Madison, Wisconsin – Shell and Virent Energy Systems have announced the successful start of production at the world’s first demonstration plant for converting sugars into gasoline and gasoline blend components, rather than ethanol.
The new biofuel can be blended with gasoline in high concentrations for use in standard gasoline engines. The new product has the potential to eliminate the need for specialized infrastructure, engine modifications, and blending equipment necessary for fuels that contain more than ten per cent ethanol.
Located in Virent’s facilities in Wisconsin, the plant is the latest step in a joint biogasoline research and development effort that both companies announced in March 2008. The demonstration plant has the capacity to produce up to 38,000 litres per year, which will be used for engine and fleet testing.

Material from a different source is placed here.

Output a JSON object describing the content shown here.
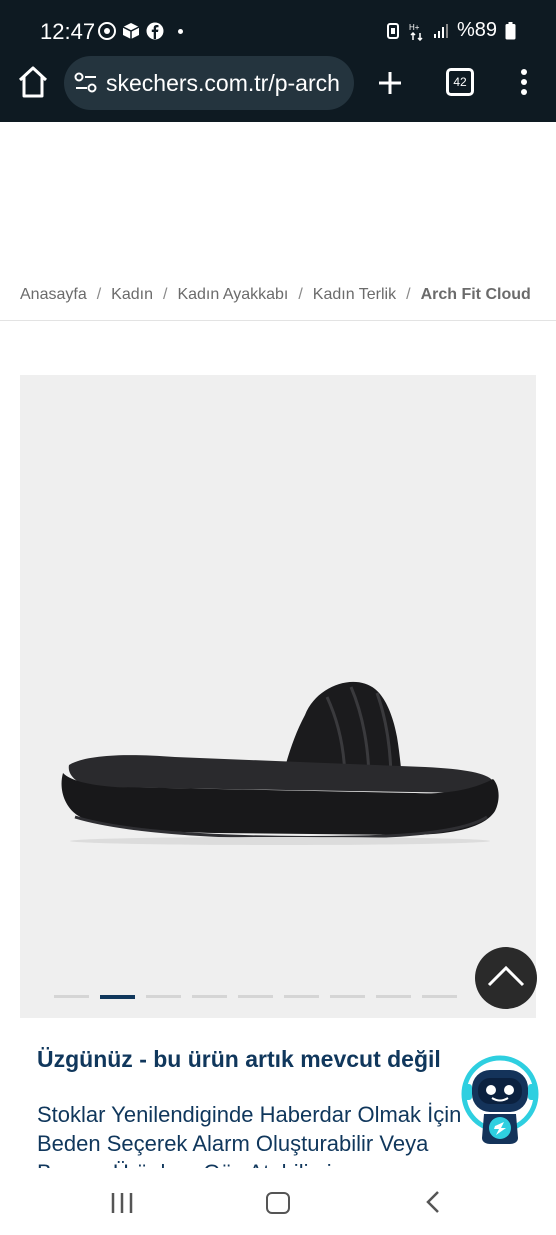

The patented technology uses catalysts to convert plant sugars into hydrocarbon molecules, like those produced at a petroleum refinery. Traditionally, sugars have been fermented into ethanol and distilled. The biogasoline fuel molecules have a higher energy content than ethanol and deliver better fuel economy, and can be blended seamlessly to make conventional gasoline, or can be combined with gasoline containing ethanol. The sugars can be sourced from non-food feedstocks such as corn stover, wheat straw and sugarcane pulp, in addition to conventional biofuel feedstocks such as wheat, corn and sugarcane. The demonstration plant is currently using beet sugar.
“Moving from lab scale to a demonstration production plant is an important milestone for biogasoline,” said Luis Scoffone, vice-president of alternative energies at Shell. “There is some way to go on the route to commercialization, but we have been delighted with the speed of progress achieved by our collaboration with Virent.”